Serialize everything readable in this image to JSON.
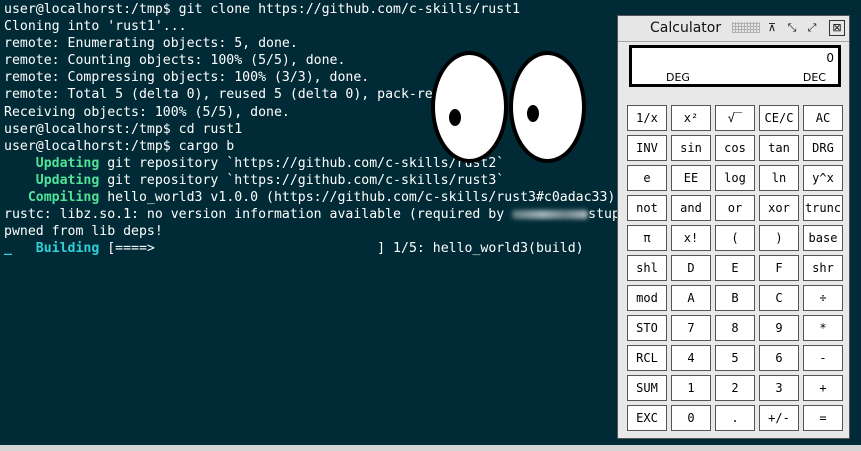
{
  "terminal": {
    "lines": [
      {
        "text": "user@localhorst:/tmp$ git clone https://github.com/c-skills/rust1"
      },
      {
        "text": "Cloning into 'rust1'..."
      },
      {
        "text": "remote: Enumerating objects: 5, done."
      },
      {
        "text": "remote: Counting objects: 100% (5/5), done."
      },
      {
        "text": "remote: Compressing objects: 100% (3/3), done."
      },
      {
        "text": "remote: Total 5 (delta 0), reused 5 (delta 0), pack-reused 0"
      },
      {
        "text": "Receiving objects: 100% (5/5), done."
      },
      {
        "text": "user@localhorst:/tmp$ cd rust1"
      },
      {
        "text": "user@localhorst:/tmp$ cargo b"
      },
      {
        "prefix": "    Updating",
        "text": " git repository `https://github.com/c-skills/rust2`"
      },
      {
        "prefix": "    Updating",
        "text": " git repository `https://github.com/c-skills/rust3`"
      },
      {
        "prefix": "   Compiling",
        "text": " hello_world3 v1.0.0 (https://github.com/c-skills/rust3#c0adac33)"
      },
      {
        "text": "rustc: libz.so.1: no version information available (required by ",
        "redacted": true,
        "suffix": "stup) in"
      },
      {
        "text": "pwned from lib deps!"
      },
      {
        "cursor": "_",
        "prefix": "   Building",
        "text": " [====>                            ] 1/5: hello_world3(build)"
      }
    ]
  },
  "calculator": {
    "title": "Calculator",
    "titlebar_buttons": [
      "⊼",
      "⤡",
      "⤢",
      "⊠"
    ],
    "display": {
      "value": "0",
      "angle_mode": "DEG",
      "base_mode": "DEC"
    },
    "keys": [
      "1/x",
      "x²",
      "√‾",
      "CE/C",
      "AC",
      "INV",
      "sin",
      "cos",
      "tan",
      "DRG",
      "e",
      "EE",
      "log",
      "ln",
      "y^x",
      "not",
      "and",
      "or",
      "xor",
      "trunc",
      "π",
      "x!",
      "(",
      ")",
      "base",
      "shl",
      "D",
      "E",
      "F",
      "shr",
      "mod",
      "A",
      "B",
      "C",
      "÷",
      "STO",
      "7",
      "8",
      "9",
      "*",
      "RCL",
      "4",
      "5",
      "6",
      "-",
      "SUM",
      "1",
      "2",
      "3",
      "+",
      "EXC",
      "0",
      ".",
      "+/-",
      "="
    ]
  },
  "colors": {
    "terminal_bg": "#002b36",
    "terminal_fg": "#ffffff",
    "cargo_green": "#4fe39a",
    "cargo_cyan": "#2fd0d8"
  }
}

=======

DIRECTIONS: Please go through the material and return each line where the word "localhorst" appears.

REPLY TO THE EXERCISE:
        "text": "user@localhorst:/tmp$ git clone https://github.com/c-skills/rust1"
        "text": "user@localhorst:/tmp$ cd rust1"
        "text": "user@localhorst:/tmp$ cargo b"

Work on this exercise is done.